[Mono-list] Wheen someone asks about java...

Kunle Odutola kunle.odutola@virgin.net
Sun, 15 Jul 2001 10:50:25 +0100

> --- Bob Salita <bsalita@hotmail.com> wrote:
> > Which major, mature and widely used languages
> > are these? Is the implementation major, mature
> > and widely used, or just the language?
> Among compilers, I have used Jython (Python) and
> Scheme.  I have experimented with Eiffel and Ada
> compilers to JVM, and they seemed OK for application
> delivery, but I don't have much experience with
> them. Phipps, while at IBM, built a compiler for
> NetRexx, a widely used IBM scripting language.
> PERCobol looks pretty serious to me, although I
> haven't used it.

Of these, only JPython classifies as major, mature and widely used as far as
soundings in the community goes. There is also a commercial SmallTalk that
I've come across a lot.

> AspectJ is a Java extension that
> is more and more used for commercial projects (there
> is no equivalent in the C# world).

Aspect-oriented programming can be supported trivially with custom
attributes on the .NET platform.

> I also have my doubts that if CLR actually catches
> on, anything other than C# will be very significant
> in the long run.  Vague promises of C++ and VB
> by Microsoft are a carrot to their developers to
> make the switch more palatable, but I don't think
> they are really meaningful.

I have no such doubts as all three languages serve very different audiences.
C++ (managed) - allows native and managed code to be developed in a single
language.
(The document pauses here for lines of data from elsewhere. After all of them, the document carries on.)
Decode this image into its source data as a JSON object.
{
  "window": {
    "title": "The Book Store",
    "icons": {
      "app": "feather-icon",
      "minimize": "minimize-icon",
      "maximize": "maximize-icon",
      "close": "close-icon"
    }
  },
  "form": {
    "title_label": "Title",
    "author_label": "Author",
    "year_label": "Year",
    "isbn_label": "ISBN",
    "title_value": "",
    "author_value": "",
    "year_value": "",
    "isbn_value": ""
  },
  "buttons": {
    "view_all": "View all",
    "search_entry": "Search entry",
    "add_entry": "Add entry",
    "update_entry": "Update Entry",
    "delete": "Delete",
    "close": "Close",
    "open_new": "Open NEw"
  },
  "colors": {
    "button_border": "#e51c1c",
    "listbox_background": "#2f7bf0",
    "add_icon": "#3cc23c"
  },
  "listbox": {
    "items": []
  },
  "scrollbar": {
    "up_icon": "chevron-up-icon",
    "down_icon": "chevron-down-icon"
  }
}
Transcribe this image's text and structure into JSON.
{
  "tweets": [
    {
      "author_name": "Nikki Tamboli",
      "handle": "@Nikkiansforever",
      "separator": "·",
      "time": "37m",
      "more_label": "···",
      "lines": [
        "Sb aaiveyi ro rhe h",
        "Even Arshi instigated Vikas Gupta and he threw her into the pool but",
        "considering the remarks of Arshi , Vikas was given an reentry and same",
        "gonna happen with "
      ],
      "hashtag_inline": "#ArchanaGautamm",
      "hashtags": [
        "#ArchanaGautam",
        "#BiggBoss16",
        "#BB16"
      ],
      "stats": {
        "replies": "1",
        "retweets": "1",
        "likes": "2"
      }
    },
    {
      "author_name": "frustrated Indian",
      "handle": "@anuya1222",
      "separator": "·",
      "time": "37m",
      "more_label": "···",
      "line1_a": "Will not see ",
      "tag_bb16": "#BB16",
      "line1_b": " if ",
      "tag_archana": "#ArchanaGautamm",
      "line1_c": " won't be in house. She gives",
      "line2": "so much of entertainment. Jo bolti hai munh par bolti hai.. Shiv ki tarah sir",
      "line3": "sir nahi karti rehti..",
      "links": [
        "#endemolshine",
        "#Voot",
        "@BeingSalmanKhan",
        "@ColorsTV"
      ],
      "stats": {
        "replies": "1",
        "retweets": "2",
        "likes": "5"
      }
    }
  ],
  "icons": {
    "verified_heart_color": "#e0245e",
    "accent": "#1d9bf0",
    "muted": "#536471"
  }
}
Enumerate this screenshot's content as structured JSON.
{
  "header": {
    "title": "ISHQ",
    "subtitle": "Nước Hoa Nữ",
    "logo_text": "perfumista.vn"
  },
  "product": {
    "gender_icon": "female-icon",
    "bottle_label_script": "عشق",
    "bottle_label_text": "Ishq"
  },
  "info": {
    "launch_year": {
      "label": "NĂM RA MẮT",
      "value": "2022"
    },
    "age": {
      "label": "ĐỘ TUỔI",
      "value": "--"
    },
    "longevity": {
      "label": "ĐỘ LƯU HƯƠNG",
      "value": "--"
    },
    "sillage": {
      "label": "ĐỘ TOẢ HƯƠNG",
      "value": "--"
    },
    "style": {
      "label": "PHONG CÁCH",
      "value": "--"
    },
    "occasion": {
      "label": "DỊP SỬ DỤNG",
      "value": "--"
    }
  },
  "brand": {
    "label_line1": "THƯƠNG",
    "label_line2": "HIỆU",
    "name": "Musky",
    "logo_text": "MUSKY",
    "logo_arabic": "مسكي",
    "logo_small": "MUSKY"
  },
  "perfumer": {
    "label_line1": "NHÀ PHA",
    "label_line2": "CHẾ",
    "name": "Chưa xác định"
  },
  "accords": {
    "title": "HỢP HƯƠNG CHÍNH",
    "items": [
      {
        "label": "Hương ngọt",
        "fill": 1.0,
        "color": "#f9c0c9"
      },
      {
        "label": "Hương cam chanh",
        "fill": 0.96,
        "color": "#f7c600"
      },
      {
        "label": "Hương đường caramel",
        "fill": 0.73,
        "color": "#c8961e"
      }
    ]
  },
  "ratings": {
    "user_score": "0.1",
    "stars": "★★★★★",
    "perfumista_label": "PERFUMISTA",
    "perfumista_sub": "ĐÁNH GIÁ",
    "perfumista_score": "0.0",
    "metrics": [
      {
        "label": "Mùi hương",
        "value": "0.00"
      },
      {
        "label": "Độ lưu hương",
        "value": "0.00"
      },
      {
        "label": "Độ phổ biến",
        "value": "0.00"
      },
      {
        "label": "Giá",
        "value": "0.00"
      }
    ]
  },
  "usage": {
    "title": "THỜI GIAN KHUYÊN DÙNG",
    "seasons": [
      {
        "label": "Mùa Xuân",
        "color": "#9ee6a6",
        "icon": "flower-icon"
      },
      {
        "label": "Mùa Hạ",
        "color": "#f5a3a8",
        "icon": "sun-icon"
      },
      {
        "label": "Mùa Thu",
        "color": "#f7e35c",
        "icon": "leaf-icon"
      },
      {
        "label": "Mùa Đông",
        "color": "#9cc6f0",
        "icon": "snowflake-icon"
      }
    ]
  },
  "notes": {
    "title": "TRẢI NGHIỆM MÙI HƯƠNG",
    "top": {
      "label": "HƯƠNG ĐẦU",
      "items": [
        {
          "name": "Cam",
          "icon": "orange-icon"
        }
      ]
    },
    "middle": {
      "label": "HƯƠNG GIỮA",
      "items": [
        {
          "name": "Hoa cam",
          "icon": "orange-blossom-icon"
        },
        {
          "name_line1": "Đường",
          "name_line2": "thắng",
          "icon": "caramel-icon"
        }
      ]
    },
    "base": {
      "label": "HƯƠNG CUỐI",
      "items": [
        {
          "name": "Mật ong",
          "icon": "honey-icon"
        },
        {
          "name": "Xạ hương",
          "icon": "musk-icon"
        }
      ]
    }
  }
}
For pure managed apps, C# (or VB) is a better choice
VB 		  - supports new and the millions of exisiting VB/VBA/VBScript/BASIC
C#            - supports existing C/C++/Java developers and new C# recruits
(MS's answer to Java's advance in academia)